Cambridge festival of ideas asks if robots will replace lawyers

Cambridge festival of ideas asks if robots will replace lawyers

Cambridge festival of ideas asks if robots will replace lawyers?

Over the past few years, the impact of robots and AI on the UK jobs market has been huge. Already, thousands of people have found their jobs have been replaced by robots, with a study published by the BBC estimating that 800 million workers could lose their jobs to AI by 2030.

Among the jobs most at risk of disappearing are those in manufacturing, sales, and customer service, though jobs in all industries may be in trouble.

This year’s Cambridge Festival of Ideas is set to feature a number of talks on the impact of AI in the workplace.

One of the main topics up for discussion is whether or not AI has a place in the world of justice and if, one day, robots could replace lawyers altogether. Keep reading to find out more.


Lex Ex Machina

As @camideasfest asks, “From robot surgeons to sophisticated algorithms determining the jobs we get and what we read in the news, AI is ubiquitous in our lives. But how much further can this technology take us?

 On 18 October, St John’s College Old Divinity School will host a talk designed to answer at least part of this question. Titled ‘Lex Ex Machina: Will AI Replace Lawyers, Judges and the Rule of Law?’, it will take an in-depth look at how AI is impacting the world of justice and what the future of AI lawyers might look like.

Led by Dr Christopher Markou, Leverhulme Fellow and Cambridge lecturer, the talk will examine whether AI could eventually replace lawyers and judges.

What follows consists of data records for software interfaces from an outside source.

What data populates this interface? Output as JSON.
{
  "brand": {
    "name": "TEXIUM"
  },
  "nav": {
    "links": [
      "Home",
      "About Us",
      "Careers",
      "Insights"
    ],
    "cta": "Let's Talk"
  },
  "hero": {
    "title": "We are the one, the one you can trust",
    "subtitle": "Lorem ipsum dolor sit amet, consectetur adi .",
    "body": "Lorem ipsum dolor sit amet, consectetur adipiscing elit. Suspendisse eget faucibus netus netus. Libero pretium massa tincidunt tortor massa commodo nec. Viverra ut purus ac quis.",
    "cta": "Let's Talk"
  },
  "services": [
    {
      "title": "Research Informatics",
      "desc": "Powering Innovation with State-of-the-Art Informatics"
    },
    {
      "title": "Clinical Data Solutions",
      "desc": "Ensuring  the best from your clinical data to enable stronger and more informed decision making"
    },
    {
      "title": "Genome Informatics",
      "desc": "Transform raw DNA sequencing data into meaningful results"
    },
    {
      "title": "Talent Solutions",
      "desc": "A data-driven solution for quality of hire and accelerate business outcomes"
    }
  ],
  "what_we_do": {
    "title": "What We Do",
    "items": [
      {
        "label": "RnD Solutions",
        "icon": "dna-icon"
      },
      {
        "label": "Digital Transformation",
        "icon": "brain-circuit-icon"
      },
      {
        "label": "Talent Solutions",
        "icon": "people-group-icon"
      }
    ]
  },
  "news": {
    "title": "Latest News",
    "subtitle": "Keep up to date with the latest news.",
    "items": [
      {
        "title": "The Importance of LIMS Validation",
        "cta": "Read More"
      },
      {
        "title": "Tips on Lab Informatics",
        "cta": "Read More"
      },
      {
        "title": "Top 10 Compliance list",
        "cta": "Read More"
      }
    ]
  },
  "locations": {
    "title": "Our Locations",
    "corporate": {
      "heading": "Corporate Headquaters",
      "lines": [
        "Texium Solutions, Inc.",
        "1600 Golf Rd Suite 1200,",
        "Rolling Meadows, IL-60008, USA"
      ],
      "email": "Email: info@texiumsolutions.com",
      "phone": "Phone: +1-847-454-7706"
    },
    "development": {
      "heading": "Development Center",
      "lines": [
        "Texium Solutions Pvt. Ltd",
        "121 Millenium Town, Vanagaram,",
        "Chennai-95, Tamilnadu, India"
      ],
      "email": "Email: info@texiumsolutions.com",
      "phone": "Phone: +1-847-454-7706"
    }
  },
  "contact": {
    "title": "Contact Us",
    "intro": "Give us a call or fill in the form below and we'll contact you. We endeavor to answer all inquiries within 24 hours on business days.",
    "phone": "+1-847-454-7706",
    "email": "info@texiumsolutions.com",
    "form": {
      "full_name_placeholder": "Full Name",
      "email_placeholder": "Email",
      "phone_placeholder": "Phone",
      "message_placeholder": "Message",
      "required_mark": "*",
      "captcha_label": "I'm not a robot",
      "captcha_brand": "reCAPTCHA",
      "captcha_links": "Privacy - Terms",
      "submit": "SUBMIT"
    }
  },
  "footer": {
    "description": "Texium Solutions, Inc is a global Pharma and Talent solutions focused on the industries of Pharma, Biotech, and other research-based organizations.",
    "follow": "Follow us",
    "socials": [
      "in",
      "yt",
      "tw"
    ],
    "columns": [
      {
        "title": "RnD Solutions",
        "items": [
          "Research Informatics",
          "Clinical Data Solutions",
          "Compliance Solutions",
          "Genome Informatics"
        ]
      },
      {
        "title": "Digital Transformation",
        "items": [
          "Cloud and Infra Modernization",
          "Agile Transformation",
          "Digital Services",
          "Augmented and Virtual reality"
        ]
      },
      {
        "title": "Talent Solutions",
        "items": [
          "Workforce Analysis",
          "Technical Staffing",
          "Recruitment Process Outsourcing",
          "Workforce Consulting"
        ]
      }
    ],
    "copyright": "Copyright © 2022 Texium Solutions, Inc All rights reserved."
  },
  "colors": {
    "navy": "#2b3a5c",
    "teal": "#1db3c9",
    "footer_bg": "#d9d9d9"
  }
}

Participants will try to answer questions such as, if this were to happen, would the world of justice be better off or would it negatively impact the legal process?


Law by numbers

One of the main benefits of replacing lawyers and judges with robots is that evidence would be taken purely at face value. An AI programme could quickly and efficiently analyse the facts of a case, compare what it finds to the relevant laws and come up with a verdict, all in a matter of moments.

This evidence couldn’t be subject to personal bias and the AI programme’s own experience wouldn’t impact on its findings.


The case against

Although personal interpretation isn’t always a good thing when it comes to law and judgement, being able to understand the concept of human error and human emotion is.

Although an AI programme would be able to understand and analyse hard facts, it wouldn’t be able to really get to grips with motive. This lack of flexibility could have a serious impact on legal proceedings and may mean victims, and criminals, don’t get the due process they deserve.

Find out more about The Cambridge Festival of Ideas, and about other exciting events taking place in the city, by exploring our site today.